A 57-year-old woman was found to have a high plasma glucose level at a health checkup and visited a diabetes clinic. Unexpectedly, she had a low hemoglobin A1c (HbA1c) of only 4.9 % on high-performance liquid chromatography (HPLC) (HA-8170; Arkray, Kyoto, Japan), while the blood glucose level was 295 mg/dL. High-quality HPLC revealed an extra peak, suggesting the presence of variant hemoglobin. The HbA1c level was 6.6 % when measured by an enzymatic assay. This patient was referred to our hospital with suspected variant hemoglobin but did not attend for one year due to pressure of work. At our initial examination, the postprandial (3 h) blood glucose level was 323 mg/dL, HbA1c (measured by enzymatic assay) was 12.1 %, glycoalbumin was 34.4 %, and urinary ketone bodies were positive. Accordingly, she was urgently hospitalized with a diagnosis of diabetic ketosis. An analysis of the globin gene revealed a heterozygous mutation, and we made a diagnosis of hemoglobin Montfermeil [β130 (H8) Tyr→Cys]. This is the first report to indicate that measurement of HbA1c by HPLC (HA-8170) can show false low values due to hemoglobin Montfermeil.
We conducted a national survey to clarify the characteristics and clinical course of type 1 diabetes related to anti-programmed cell death-1 therapy. We analyzed the detailed data of 22 patients that were collected using a Japan Diabetes Society survey and a literature database search. Among the 22 patients, 11 (50.0 %) met the criteria for fulminant type 1 diabetes and 11 (50.0 %) met the criteria for acute onset type 1 diabetes.
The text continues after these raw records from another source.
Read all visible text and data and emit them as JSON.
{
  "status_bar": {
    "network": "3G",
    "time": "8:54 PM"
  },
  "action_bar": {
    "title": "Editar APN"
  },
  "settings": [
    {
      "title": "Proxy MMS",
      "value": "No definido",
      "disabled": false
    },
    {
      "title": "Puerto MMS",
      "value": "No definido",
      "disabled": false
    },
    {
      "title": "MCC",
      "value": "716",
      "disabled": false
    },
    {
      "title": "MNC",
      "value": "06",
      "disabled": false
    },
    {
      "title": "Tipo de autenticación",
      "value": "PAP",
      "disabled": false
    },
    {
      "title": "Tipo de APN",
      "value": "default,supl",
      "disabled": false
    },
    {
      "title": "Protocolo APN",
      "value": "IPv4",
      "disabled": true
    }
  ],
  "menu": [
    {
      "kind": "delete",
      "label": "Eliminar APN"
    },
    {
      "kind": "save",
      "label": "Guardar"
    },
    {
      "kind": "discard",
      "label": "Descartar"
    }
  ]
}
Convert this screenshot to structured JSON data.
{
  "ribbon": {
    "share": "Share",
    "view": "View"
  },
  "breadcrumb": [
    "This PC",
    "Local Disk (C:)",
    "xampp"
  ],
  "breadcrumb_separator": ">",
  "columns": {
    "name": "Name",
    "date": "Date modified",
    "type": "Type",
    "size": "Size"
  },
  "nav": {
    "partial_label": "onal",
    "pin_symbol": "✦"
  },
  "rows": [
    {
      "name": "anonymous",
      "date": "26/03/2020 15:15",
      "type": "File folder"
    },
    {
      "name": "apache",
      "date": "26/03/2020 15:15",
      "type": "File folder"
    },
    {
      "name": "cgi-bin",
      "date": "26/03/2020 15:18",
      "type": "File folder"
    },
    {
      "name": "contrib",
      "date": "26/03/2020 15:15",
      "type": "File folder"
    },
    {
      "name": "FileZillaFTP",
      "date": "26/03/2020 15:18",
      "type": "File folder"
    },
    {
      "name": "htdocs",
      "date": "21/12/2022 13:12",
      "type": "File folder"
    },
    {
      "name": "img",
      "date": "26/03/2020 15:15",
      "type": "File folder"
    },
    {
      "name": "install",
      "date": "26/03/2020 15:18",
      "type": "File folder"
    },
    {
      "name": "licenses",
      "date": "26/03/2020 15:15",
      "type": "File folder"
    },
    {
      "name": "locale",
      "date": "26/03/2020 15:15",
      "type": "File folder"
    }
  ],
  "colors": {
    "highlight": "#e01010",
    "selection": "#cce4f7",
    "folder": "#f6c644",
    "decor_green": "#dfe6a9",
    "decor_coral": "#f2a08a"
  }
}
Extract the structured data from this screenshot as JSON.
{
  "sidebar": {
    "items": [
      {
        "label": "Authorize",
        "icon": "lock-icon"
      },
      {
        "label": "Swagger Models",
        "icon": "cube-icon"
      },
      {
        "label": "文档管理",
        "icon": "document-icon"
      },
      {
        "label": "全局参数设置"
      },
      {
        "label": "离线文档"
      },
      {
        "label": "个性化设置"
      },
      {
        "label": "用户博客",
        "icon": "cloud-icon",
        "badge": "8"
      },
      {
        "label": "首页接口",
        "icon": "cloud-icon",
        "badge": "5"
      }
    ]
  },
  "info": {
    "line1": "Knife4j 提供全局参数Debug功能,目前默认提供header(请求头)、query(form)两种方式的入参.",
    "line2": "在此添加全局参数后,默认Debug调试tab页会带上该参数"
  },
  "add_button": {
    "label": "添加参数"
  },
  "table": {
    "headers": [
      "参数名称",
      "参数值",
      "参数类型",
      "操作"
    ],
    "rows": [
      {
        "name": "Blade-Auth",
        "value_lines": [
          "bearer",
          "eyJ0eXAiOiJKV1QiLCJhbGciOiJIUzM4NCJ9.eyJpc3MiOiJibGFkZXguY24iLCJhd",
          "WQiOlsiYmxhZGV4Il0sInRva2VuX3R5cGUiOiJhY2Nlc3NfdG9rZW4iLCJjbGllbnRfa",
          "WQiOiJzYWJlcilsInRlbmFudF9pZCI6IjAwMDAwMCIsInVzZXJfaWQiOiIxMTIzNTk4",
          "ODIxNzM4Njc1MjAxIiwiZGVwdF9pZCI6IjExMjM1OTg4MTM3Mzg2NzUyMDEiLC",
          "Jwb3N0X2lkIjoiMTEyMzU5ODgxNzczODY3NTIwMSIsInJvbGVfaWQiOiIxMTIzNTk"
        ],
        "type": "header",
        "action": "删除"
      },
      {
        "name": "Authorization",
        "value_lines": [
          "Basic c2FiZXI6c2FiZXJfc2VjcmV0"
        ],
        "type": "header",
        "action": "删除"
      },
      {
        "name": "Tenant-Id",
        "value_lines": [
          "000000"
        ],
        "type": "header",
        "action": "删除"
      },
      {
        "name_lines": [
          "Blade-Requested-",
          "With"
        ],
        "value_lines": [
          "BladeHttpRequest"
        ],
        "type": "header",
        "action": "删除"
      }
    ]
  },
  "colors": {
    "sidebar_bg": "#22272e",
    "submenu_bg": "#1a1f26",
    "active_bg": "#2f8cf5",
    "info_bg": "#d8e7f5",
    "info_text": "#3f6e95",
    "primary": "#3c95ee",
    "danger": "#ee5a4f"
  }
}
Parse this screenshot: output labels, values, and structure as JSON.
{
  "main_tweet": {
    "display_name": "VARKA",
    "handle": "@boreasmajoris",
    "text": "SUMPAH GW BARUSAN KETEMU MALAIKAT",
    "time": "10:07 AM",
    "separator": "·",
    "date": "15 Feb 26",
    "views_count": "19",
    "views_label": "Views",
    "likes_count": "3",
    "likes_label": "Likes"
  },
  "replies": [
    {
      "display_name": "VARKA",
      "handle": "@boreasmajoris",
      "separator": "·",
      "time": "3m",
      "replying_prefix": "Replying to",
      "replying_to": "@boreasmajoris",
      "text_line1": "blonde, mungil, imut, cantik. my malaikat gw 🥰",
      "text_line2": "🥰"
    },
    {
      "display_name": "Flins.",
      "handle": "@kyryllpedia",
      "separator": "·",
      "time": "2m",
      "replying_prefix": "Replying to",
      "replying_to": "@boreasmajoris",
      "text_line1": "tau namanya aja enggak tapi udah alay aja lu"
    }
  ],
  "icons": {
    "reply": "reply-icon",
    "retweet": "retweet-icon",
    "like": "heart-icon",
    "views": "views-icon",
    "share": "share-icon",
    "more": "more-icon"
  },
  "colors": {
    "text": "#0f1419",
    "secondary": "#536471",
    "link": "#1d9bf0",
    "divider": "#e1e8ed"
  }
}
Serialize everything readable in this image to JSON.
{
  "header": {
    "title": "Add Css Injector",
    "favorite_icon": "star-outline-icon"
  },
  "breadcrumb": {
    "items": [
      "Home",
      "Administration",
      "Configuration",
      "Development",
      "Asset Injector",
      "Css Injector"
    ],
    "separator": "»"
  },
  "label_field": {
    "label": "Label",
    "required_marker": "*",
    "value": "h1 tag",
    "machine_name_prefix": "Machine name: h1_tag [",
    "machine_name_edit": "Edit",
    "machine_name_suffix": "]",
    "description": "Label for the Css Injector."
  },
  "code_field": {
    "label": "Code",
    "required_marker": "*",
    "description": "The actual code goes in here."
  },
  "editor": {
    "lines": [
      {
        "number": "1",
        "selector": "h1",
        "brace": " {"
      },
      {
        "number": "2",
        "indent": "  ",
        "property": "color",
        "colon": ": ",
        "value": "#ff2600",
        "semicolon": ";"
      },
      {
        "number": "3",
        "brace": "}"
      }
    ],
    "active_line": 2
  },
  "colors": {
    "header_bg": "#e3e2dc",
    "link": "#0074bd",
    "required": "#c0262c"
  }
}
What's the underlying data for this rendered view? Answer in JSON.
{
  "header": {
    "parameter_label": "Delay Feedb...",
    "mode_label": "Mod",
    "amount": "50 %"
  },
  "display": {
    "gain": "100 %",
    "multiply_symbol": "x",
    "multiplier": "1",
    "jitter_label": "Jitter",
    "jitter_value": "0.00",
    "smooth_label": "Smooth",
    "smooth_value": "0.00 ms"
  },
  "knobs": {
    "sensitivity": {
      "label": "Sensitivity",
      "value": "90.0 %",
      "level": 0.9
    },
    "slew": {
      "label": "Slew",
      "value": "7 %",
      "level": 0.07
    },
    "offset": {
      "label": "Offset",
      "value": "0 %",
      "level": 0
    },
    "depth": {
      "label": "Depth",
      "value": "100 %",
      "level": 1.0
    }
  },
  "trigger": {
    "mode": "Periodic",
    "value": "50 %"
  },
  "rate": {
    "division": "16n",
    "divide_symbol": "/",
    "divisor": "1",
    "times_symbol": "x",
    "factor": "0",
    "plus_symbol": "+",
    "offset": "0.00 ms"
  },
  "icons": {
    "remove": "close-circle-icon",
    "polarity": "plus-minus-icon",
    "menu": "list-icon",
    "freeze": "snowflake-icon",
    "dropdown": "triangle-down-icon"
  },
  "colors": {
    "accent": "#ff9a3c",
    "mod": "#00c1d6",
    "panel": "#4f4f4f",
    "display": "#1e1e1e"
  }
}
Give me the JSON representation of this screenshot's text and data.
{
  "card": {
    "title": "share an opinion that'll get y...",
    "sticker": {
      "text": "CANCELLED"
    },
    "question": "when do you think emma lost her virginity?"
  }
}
The average patient age was 63 years. The mean duration between the date of the first anti-PD-1 antibody injection and development of type 1 diabetes was 155 days and ranged from 13 to 504 days. Flu-like symptoms, abdominal symptoms, and drowsiness were observed in 27.8 %, 31.6 %, and 16.7 % patients, respectively. Mean±standard deviation or median (first quartile-third quartile) glucose levels, HbA1c levels, urinary C-peptide immunoreactivity levels, and fasting serum C-peptide immunoreactivity levels were 617±248 mg/dL, 8.1±1.3 %, 4.1 (1.4-9.4) μg/day, and 0.46 (0.20-0.70) ng/mL, respectively. Seventeen of 20 patients (85.0 %) developed ketosis, and seven of 18 patients (38.9 %) developed diabetic ketoacidosis. Ten of 19 patients (52.6 %) showed at least one elevated pancreatic enzyme level at the onset and two of seven patients showed this elevation before diabetes onset. Only one of 21 patients was anti-glutamic acid decarboxylase antibody positive. In conclusion, anti-programmed cell death-1 antibody-related type 1 diabetes varies from typical fulminant type 1 diabetes to acute onset type 1 diabetes. However, diabetic ketoacidosis was frequently observed at the onset of diabetes. An appropriate diagnosis and treatment should be provided to avoid life-threatening metabolic alterations.